The Ural mountain range runs from the coast of the Arctic Ocean southwards through the western part of Russia.
The second-largest landmass is the continent of Africa with an area of 30.2 million km². Africa, as we know it, is in reality the visible part of the African tectonic plate; the rest of the plate is under the waters of various oceans and seas around its landmass.
The continent is subdivided by convention into North(ern) Africa, West(ern) Africa, East(ern) Africa, Central Africa, and Southern Africa.
54 countries share the continent. 1,276 million people live in Africa.
The Americas consist of the continents of North and South America, which are joined by the Isthmus of Panama (Central America), plus the islands of the Caribbean. North and South America are geologically separate continental masses.
North America is Earth’s third-largest landmass, with an area of 24.2 million km². It is separated from mainland Asia (Russia’s Far East) by the 83 km (at the narrowest part) wide Bering Strait. However, a portion of eastern Russia (eastern Siberia) is, in reality, part of the North American plate.

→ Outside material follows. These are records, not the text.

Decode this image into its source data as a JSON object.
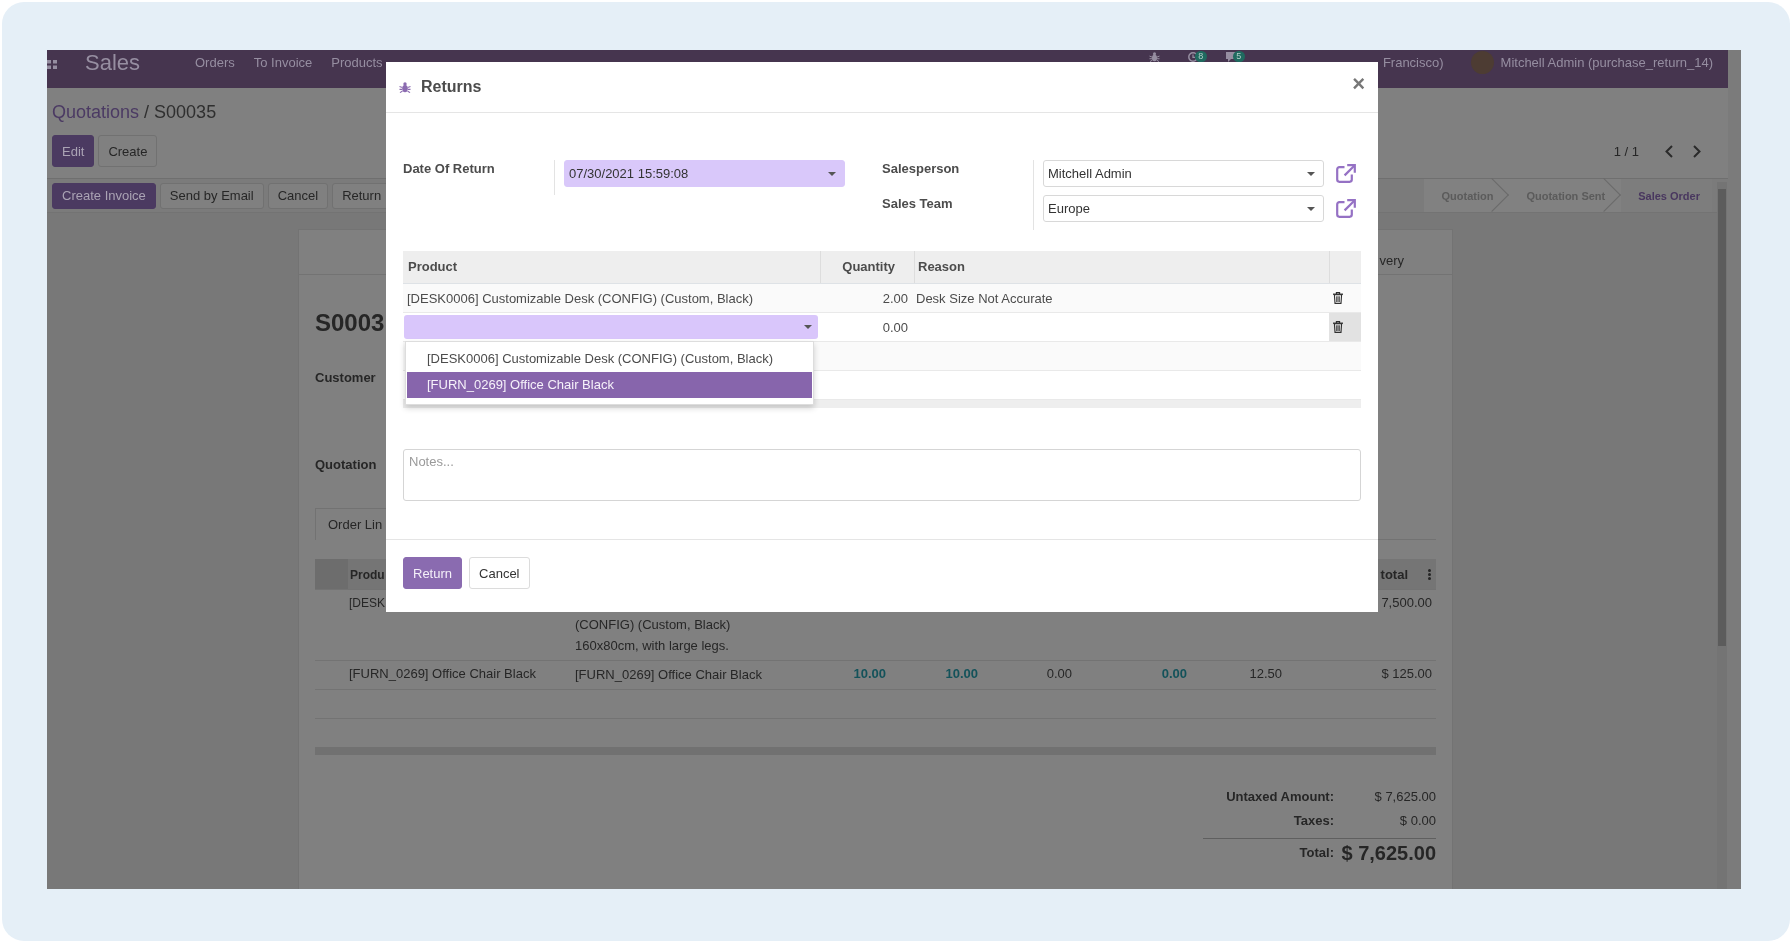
{
  "navbar": {
    "app_name": "Sales",
    "menu": [
      "Orders",
      "To Invoice",
      "Products"
    ],
    "systray": [
      {
        "kind": "debug"
      },
      {
        "kind": "activity",
        "badge": "8"
      },
      {
        "kind": "messages",
        "badge": "5"
      }
    ],
    "company": "Francisco)",
    "user": "Mitchell Admin (purchase_return_14)"
  },
  "breadcrumb": {
    "items": [
      "Quotations",
      "S00035"
    ],
    "separator": "/"
  },
  "control_buttons": [
    {
      "label": "Edit",
      "kind": "primary"
    },
    {
      "label": "Create",
      "kind": "secondary"
    }
  ],
  "pager": "1 / 1",
  "action_buttons": [
    {
      "label": "Create Invoice",
      "kind": "primary"
    },
    {
      "label": "Send by Email",
      "kind": "secondary"
    },
    {
      "label": "Cancel",
      "kind": "secondary"
    },
    {
      "label": "Return",
      "kind": "secondary"
    }
  ],
  "statusbar": [
    {
      "label": "Quotation",
      "selected": false
    },
    {
      "label": "Quotation Sent",
      "selected": false
    },
    {
      "label": "Sales Order",
      "selected": true
    }
  ],
  "sheet": {
    "smart_button": "very",
    "title": "S0003",
    "labels": [
      "Customer",
      "Quotation"
    ],
    "tab": {
      "label": "Order Lin",
      "selected": true
    },
    "order_lines": {
      "columns": [
        "Produ",
        "total"
      ],
      "rows": [
        {
          "product": "[DESK",
          "description": [
            "(CONFIG) (Custom, Black)",
            "160x80cm, with large legs."
          ],
          "subtotal": "7,500.00"
        },
        {
          "product": "[FURN_0269] Office Chair Black",
          "description": [
            "[FURN_0269] Office Chair Black"
          ],
          "quantities": [
            {
              "text": "10.00",
              "highlight": true
            },
            {
              "text": "10.00",
              "highlight": true
            },
            {
              "text": "0.00",
              "highlight": false
            },
            {
              "text": "0.00",
              "highlight": true
            },
            {
              "text": "12.50",
              "highlight": false
            }
          ],
          "subtotal": "$ 125.00"
        }
      ]
    },
    "totals": [
      {
        "label": "Untaxed Amount:",
        "value": "$ 7,625.00",
        "kind": "line"
      },
      {
        "label": "Taxes:",
        "value": "$ 0.00",
        "kind": "line"
      },
      {
        "label": "Total:",
        "value": "$ 7,625.00",
        "kind": "grand"
      }
    ]
  },
  "dialog": {
    "title": "Returns",
    "close": "×",
    "field_groups": [
      {
        "fields": [
          {
            "label": "Date Of Return",
            "value": "07/30/2021 15:59:08",
            "required": true
          }
        ]
      },
      {
        "fields": [
          {
            "label": "Salesperson",
            "value": "Mitchell Admin",
            "required": false,
            "external_link": true
          },
          {
            "label": "Sales Team",
            "value": "Europe",
            "required": false,
            "external_link": true
          }
        ]
      }
    ],
    "lines": {
      "columns": [
        "Product",
        "Quantity",
        "Reason"
      ],
      "rows": [
        {
          "product": "[DESK0006] Customizable Desk (CONFIG) (Custom, Black)",
          "quantity": "2.00",
          "reason": "Desk Size Not Accurate",
          "editing": false
        },
        {
          "quantity": "0.00",
          "editing": true
        }
      ],
      "dropdown": {
        "options": [
          {
            "label": "[DESK0006] Customizable Desk (CONFIG) (Custom, Black)",
            "selected": false
          },
          {
            "label": "[FURN_0269] Office Chair Black",
            "selected": true
          }
        ]
      }
    },
    "notes": {
      "placeholder": "Notes..."
    },
    "buttons": [
      {
        "label": "Return",
        "kind": "primary"
      },
      {
        "label": "Cancel",
        "kind": "secondary"
      }
    ]
  }
}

Mainland North America is home to three countries, Canada, the United States, Mexico, and Greenland, the world’s largest island, which belongs geographically to North America.
North America is connected to South America by the Isthmus of Panama, a landbridge between the Caribbean Sea and the Pacific Ocean and home to seven countries: El Salvador, Costa Rica, Belize, Guatemala, Honduras, Nicaragua, and Panama.

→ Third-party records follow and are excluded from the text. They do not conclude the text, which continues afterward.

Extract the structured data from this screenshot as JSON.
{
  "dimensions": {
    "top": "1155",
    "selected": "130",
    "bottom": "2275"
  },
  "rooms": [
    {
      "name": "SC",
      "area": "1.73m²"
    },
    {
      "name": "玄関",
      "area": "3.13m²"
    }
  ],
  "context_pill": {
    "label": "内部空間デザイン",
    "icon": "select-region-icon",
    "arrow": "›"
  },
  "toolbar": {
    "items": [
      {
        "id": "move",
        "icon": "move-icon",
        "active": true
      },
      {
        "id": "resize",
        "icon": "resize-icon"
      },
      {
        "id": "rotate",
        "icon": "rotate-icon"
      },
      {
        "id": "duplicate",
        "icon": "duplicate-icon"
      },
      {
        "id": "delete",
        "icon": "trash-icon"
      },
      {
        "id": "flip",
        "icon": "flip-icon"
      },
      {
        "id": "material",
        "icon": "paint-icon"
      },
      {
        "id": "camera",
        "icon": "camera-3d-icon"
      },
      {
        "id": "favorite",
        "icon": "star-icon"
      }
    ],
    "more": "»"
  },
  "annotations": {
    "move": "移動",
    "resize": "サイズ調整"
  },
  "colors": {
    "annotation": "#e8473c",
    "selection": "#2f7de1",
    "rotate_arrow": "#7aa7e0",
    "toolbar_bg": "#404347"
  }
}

South America is located almost entirely in the Southern Hemisphere. It is bordered in the west by the Humboldt Current of the Pacific Ocean and in the east by the Brazil Current of the South Atlantic Ocean. With an area of 17.8 million km², it is number four in the shortlist of the largest continents.
The continent is situated on the South American Plate, which meets the Caribbean Plate in the Caribbean Sea in the north, the Nazca plate in the South Pacific Ocean in the west. It adjoins the African plate in the east, and it borders the Antarctic Plate in the south.

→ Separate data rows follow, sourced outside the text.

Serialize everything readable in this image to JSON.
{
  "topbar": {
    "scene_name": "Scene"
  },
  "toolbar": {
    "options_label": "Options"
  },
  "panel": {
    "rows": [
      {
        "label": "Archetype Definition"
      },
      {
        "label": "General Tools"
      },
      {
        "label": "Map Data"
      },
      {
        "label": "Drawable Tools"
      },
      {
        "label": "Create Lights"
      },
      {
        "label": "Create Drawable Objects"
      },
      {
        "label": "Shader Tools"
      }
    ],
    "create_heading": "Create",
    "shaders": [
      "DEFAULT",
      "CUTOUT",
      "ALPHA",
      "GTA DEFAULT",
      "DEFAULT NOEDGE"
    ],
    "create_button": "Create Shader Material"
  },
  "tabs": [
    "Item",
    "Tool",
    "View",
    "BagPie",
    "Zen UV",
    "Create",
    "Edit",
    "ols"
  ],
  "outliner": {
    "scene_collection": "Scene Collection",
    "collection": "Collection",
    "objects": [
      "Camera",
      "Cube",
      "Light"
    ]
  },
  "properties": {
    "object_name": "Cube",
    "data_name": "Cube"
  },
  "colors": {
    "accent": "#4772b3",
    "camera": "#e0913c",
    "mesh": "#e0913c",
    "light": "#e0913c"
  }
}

Australia is both, a country and a continent; it is the smallest in our hitlist of the largest continents. Australia’s landmass measures 7.6 million km²; it is smaller than the area of Europe with about 10.2 million km². Australia travels together with the island of New Guinea on the Australia tectonic plate.
Antarctica has a land area of 14.2 million km², making it the world’s fifth-largest continent. Somewhere in the middle of this vast, cold, and hostile continent is the South Pole, the southernmost point on the surface of the Earth. The southernmost continent is the hub for one of the two endpoints of Earth’s rotation axis. Antarctica has its own tectonic plate, named the Antarctic plate.
Oceania isn’t a continent; it is a geographic region encompassing the islands of Micronesia, Melanesia, and Polynesia in the Pacific Ocean and the adjacent seas. For good measure, Australia and New Zealand are included in the Oceanian area.